Brick Monkey Theater Ensemble, Southeastern Ohio’s Professional Theater Company, will present a workshop reading of SMITH UNEARTHED, a new play written by ensemble member Erik Ramsey at Stuart’s Opera House in Nelsonville, Ohio on December 5, 2008 at 8:00 p.m. The workshop performance is free and open to the public. (See the Stuart’s Opera House web page information at the following link: http://www.stuartsoperahouse.org/index.php?item=314.)
Erik Ramsey’s SMITH UNEARTHED poses this question: How did Joseph Smith, Jr., a failed oracle and convicted conman, rise to become the prophet and founder of the Mormon Church – arguably the fastest growing religion in the world today? The play chronicles the days leading up to Christmas, 1825 when Joseph Smith, Jr. and his father, on the run from the law, return in disgrace to the family farm in upstate New York to save their house from being repossessed. In the process of escaping the clutches of both their creditors and the investors they’d recently fleeced, they lay the foundations of Mormonism.

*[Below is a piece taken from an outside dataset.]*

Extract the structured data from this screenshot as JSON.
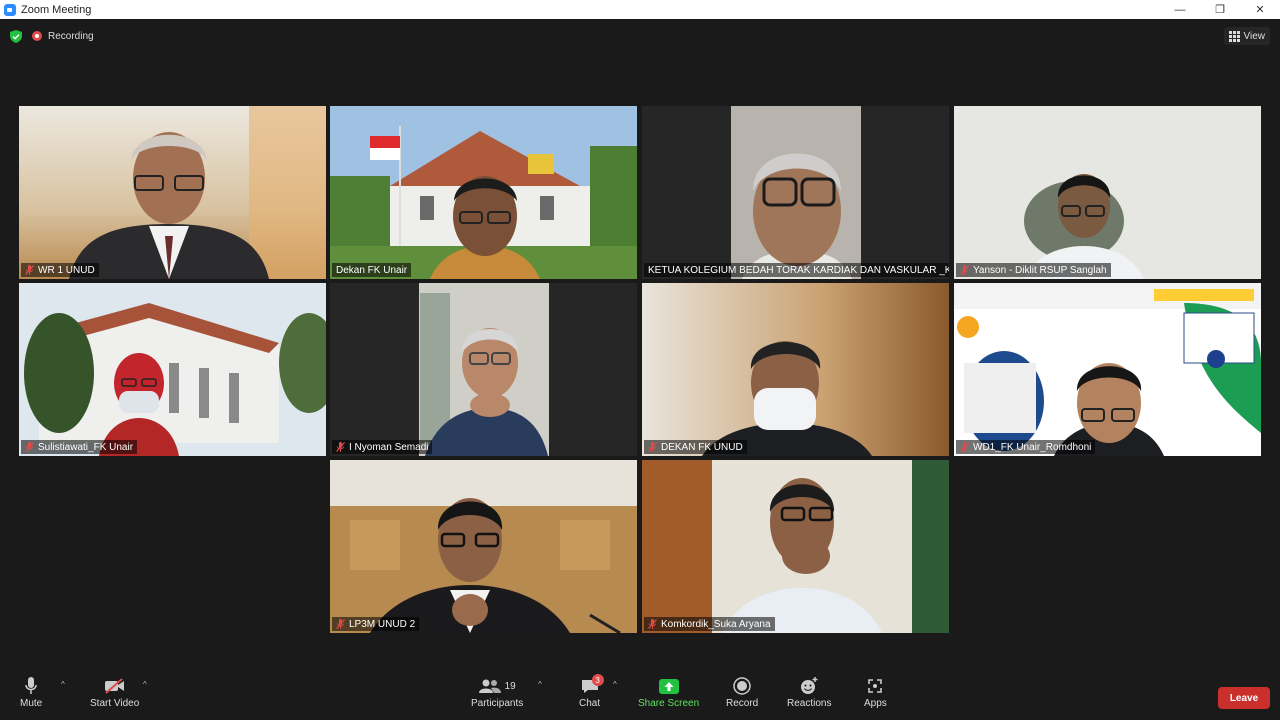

Based on historical accounts of Mormonism’s early years, SMITH UNEARTHED dramatizes the moment in time when Junior first begins to believe he has been spiritually imbued with the true story of the American continent: that Native Americans are actually a lost tribe of Israel and that he, Joseph, is the one man who knows the history of Jesus Christ’s appearance to them here. Disillusioned by his failures dowsing for precious minerals as a “seer for hire”, and disappointed in himself for turning his gift for divination into a cynical grift, Junior hopes to marry and find a simpler life free of prophecy, real or invented. But instead of climbing from the legal and ethical hole he’s dug himself into, he digs deeper and strikes a different kind of gold. No scholars deny Smith practiced magic, but no one knows for certain if that magic was simply a combination of charisma and sleight of hand or truly anointed and supernatural. SMITH UNEARTHED asks an audience to divine the truth of the matter for themselves.